The way children learn to read is a developing science - and one study has discovered subtitles or captions may help.
In the UK, that's prompted a campaign calling for subtitles to be put on all children's programmes.
But here in New Zealand, an expert says if it sounds too good to be true, it is.
By turning on the subtitles, the more they watch the more they're reading without even realising it.
UK campaign 'Turn On The Subtitles' is calling for same-language subtitles to be on by default for all kids' programmes.
Celebrities are backing it.
"What takes ten seconds, costs nothing but could help change your child's life forever?" Stephen Fry asks.
UK Prime Minister Boris Johnson is also voicing his support.
"Massive support for subtitles," he says on Twitter.
The campaign draws on an academic study of 2350 children, of which 34 percent became good readers with just schooling.
But that number doubled to 70 percent when they were exposed to 30 minutes of subtitled film songs per week.
It's hard to ignore the words when they're on screen, and it's this incidental reading mileage that could help children's learning.
But here in New Zealand international literacy development expert Professor Brigid McNeill isn't convinced.
"It's probably a little bit too good to be true," she says.
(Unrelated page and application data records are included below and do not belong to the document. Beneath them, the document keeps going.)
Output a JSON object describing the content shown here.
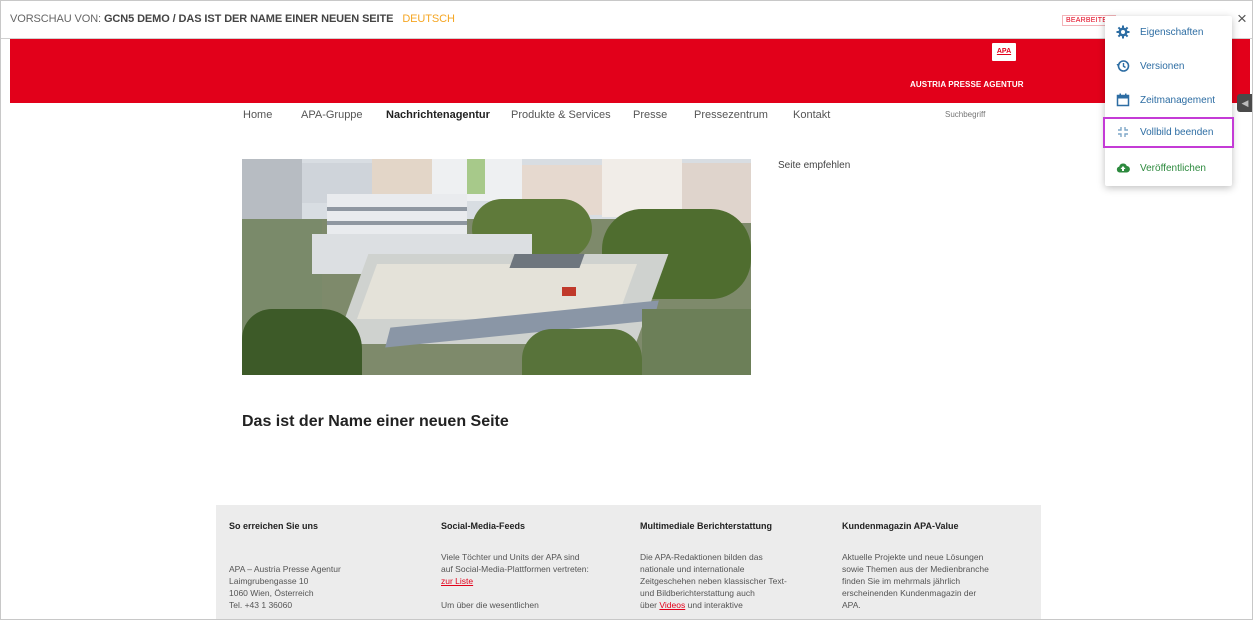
{
  "preview_bar": {
    "prefix": "VORSCHAU VON:",
    "path": "GCN5 DEMO / DAS IST DER NAME EINER NEUEN SEITE",
    "language": "DEUTSCH",
    "status_badge": "BEARBEITET",
    "close_glyph": "×"
  },
  "site": {
    "logo_text": "APA",
    "claim": "AUSTRIA PRESSE AGENTUR",
    "brand_color": "#e2001a",
    "side_handle_glyph": "◀"
  },
  "nav": {
    "items": [
      {
        "label": "Home",
        "active": false
      },
      {
        "label": "APA-Gruppe",
        "active": false
      },
      {
        "label": "Nachrichtenagentur",
        "active": true
      },
      {
        "label": "Produkte & Services",
        "active": false
      },
      {
        "label": "Presse",
        "active": false
      },
      {
        "label": "Pressezentrum",
        "active": false
      },
      {
        "label": "Kontakt",
        "active": false
      }
    ],
    "search_placeholder": "Suchbegriff"
  },
  "content": {
    "share_link": "Seite empfehlen",
    "heading": "Das ist der Name einer neuen Seite",
    "hero_image": "aerial photo of office buildings"
  },
  "footer": {
    "columns": [
      {
        "heading": "So erreichen Sie uns",
        "lines": [
          "APA – Austria Presse Agentur",
          "Laimgrubengasse 10",
          "1060 Wien, Österreich",
          "Tel. +43 1 36060"
        ]
      },
      {
        "heading": "Social-Media-Feeds",
        "lines": [
          "Viele Töchter und Units der APA sind",
          "auf Social-Media-Plattformen vertreten:"
        ],
        "link": "zur Liste",
        "lines2": [
          "Um über die wesentlichen"
        ]
      },
      {
        "heading": "Multimediale Berichterstattung",
        "lines": [
          "Die APA-Redaktionen bilden das",
          "nationale und internationale",
          "Zeitgeschehen neben klassischer Text-",
          "und Bildberichterstattung auch"
        ],
        "last_prefix": "über",
        "last_link": "Videos",
        "last_suffix": "und interaktive"
      },
      {
        "heading": "Kundenmagazin APA-Value",
        "lines": [
          "Aktuelle Projekte und neue Lösungen",
          "sowie Themen aus der Medienbranche",
          "finden Sie im mehrmals jährlich",
          "erscheinenden Kundenmagazin der",
          "APA."
        ]
      }
    ]
  },
  "menu": {
    "items": [
      {
        "label": "Eigenschaften",
        "icon": "gear-icon"
      },
      {
        "label": "Versionen",
        "icon": "history-icon"
      },
      {
        "label": "Zeitmanagement",
        "icon": "calendar-icon"
      },
      {
        "label": "Vollbild beenden",
        "icon": "exit-fullscreen-icon",
        "highlighted": true
      },
      {
        "label": "Veröffentlichen",
        "icon": "cloud-upload-icon"
      }
    ],
    "highlight_color": "#c43bd6",
    "link_color": "#2d6da3",
    "publish_color": "#2d8a3e"
  }
}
She says subtitles won't do any harm and may be useful for children learning a second language - but they're no silver bullet.
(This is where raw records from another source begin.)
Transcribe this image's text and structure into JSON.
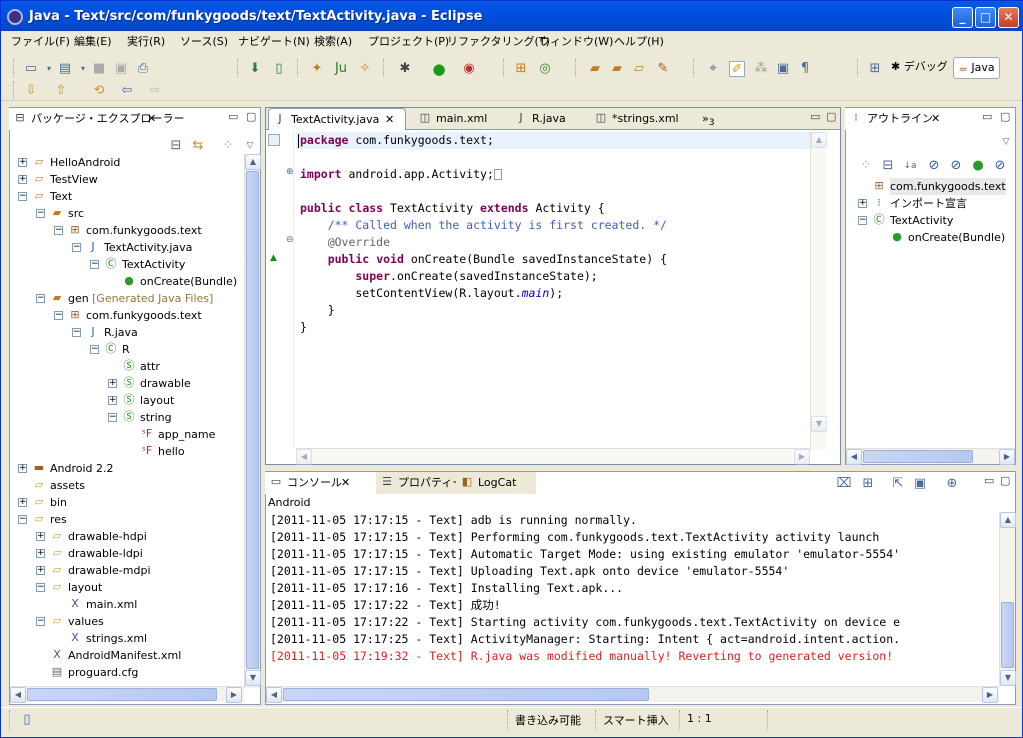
{
  "window": {
    "title": "Java - Text/src/com/funkygoods/text/TextActivity.java - Eclipse",
    "minimize": "_",
    "maximize": "□",
    "close": "✕"
  },
  "menu": [
    "ファイル(F)",
    "編集(E)",
    "実行(R)",
    "ソース(S)",
    "ナビゲート(N)",
    "検索(A)",
    "プロジェクト(P)",
    "リファクタリング(T)",
    "ウィンドウ(W)",
    "ヘルプ(H)"
  ],
  "perspectives": {
    "debug": "デバッグ",
    "java": "Java"
  },
  "explorer": {
    "title": "パッケージ・エクスプローラー",
    "items": [
      {
        "label": "HelloAndroid",
        "exp": "+",
        "icon": "project-icon"
      },
      {
        "label": "TestView",
        "exp": "+",
        "icon": "project-icon"
      },
      {
        "label": "Text",
        "exp": "−",
        "icon": "project-icon"
      },
      {
        "label": "src",
        "exp": "−",
        "icon": "source-folder-icon"
      },
      {
        "label": "com.funkygoods.text",
        "exp": "−",
        "icon": "package-icon"
      },
      {
        "label": "TextActivity.java",
        "exp": "−",
        "icon": "java-file-icon"
      },
      {
        "label": "TextActivity",
        "exp": "−",
        "icon": "class-icon"
      },
      {
        "label": "onCreate(Bundle)",
        "exp": "",
        "icon": "method-icon"
      },
      {
        "label": "gen",
        "extra": "[Generated Java Files]",
        "exp": "−",
        "icon": "source-folder-icon"
      },
      {
        "label": "com.funkygoods.text",
        "exp": "−",
        "icon": "package-icon"
      },
      {
        "label": "R.java",
        "exp": "−",
        "icon": "java-file-icon"
      },
      {
        "label": "R",
        "exp": "−",
        "icon": "class-icon"
      },
      {
        "label": "attr",
        "exp": "",
        "icon": "static-class-icon"
      },
      {
        "label": "drawable",
        "exp": "+",
        "icon": "static-class-icon"
      },
      {
        "label": "layout",
        "exp": "+",
        "icon": "static-class-icon"
      },
      {
        "label": "string",
        "exp": "−",
        "icon": "static-class-icon"
      },
      {
        "label": "app_name",
        "exp": "",
        "icon": "static-field-icon"
      },
      {
        "label": "hello",
        "exp": "",
        "icon": "static-field-icon"
      },
      {
        "label": "Android 2.2",
        "exp": "+",
        "icon": "library-icon"
      },
      {
        "label": "assets",
        "exp": "",
        "icon": "folder-icon"
      },
      {
        "label": "bin",
        "exp": "+",
        "icon": "folder-icon"
      },
      {
        "label": "res",
        "exp": "−",
        "icon": "folder-icon"
      },
      {
        "label": "drawable-hdpi",
        "exp": "+",
        "icon": "folder-icon"
      },
      {
        "label": "drawable-ldpi",
        "exp": "+",
        "icon": "folder-icon"
      },
      {
        "label": "drawable-mdpi",
        "exp": "+",
        "icon": "folder-icon"
      },
      {
        "label": "layout",
        "exp": "−",
        "icon": "folder-icon"
      },
      {
        "label": "main.xml",
        "exp": "",
        "icon": "xml-file-icon"
      },
      {
        "label": "values",
        "exp": "−",
        "icon": "folder-icon"
      },
      {
        "label": "strings.xml",
        "exp": "",
        "icon": "xml-file-icon"
      },
      {
        "label": "AndroidManifest.xml",
        "exp": "",
        "icon": "xml-file-icon"
      },
      {
        "label": "proguard.cfg",
        "exp": "",
        "icon": "file-icon"
      }
    ]
  },
  "editor": {
    "tabs": [
      {
        "label": "TextActivity.java",
        "close": "✕"
      },
      {
        "label": "main.xml"
      },
      {
        "label": "R.java"
      },
      {
        "label": "*strings.xml"
      }
    ],
    "overflow": "»",
    "overflow_count": "3",
    "code": {
      "l1_kw": "package",
      "l1_rest": " com.funkygoods.text;",
      "l3_kw": "import",
      "l3_rest": " android.app.Activity;",
      "l5_kw1": "public",
      "l5_kw2": "class",
      "l5_name": " TextActivity ",
      "l5_kw3": "extends",
      "l5_rest": " Activity {",
      "l6_comment": "    /** Called when the activity is first created. */",
      "l7_ann": "    @Override",
      "l8_kw1": "    public",
      "l8_kw2": "void",
      "l8_rest": " onCreate(Bundle savedInstanceState) {",
      "l9_kw": "        super",
      "l9_rest": ".onCreate(savedInstanceState);",
      "l10_pre": "        setContentView(R.layout.",
      "l10_it": "main",
      "l10_post": ");",
      "l11": "    }",
      "l12": "}"
    }
  },
  "outline": {
    "title": "アウトライン",
    "items": [
      {
        "label": "com.funkygoods.text",
        "exp": "",
        "icon": "package-icon"
      },
      {
        "label": "インポート宣言",
        "exp": "+",
        "icon": "imports-icon"
      },
      {
        "label": "TextActivity",
        "exp": "−",
        "icon": "class-icon"
      },
      {
        "label": "onCreate(Bundle)",
        "exp": "",
        "icon": "method-icon"
      }
    ]
  },
  "console": {
    "tabs": [
      "コンソール",
      "プロパティー",
      "LogCat"
    ],
    "header": "Android",
    "lines": [
      {
        "text": "[2011-11-05 17:17:15 - Text] adb is running normally.",
        "error": false
      },
      {
        "text": "[2011-11-05 17:17:15 - Text] Performing com.funkygoods.text.TextActivity activity launch",
        "error": false
      },
      {
        "text": "[2011-11-05 17:17:15 - Text] Automatic Target Mode: using existing emulator 'emulator-5554'",
        "error": false
      },
      {
        "text": "[2011-11-05 17:17:15 - Text] Uploading Text.apk onto device 'emulator-5554'",
        "error": false
      },
      {
        "text": "[2011-11-05 17:17:16 - Text] Installing Text.apk...",
        "error": false
      },
      {
        "text": "[2011-11-05 17:17:22 - Text] 成功!",
        "error": false
      },
      {
        "text": "[2011-11-05 17:17:22 - Text] Starting activity com.funkygoods.text.TextActivity on device e",
        "error": false
      },
      {
        "text": "[2011-11-05 17:17:25 - Text] ActivityManager: Starting: Intent { act=android.intent.action.",
        "error": false
      },
      {
        "text": "[2011-11-05 17:19:32 - Text] R.java was modified manually! Reverting to generated version!",
        "error": true
      }
    ]
  },
  "status": {
    "writable": "書き込み可能",
    "insert": "スマート挿入",
    "position": "1 : 1"
  },
  "colors": {
    "keyword": "#7f0055",
    "comment": "#3f5fbf",
    "error": "#e02020",
    "gen": "#8f7a3a"
  }
}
"There's not a lot of evidence for it being more effective than other things we know are helpful for children learning to read," Prof McNeill says.
And that's parents reading to their children.
"In a way that they hear sounds and words, be able to blend sounds together being aware of letters and sounds and having quality conversations," Professor McNeill says.
So there's no getting out of those bedtime stories just yet.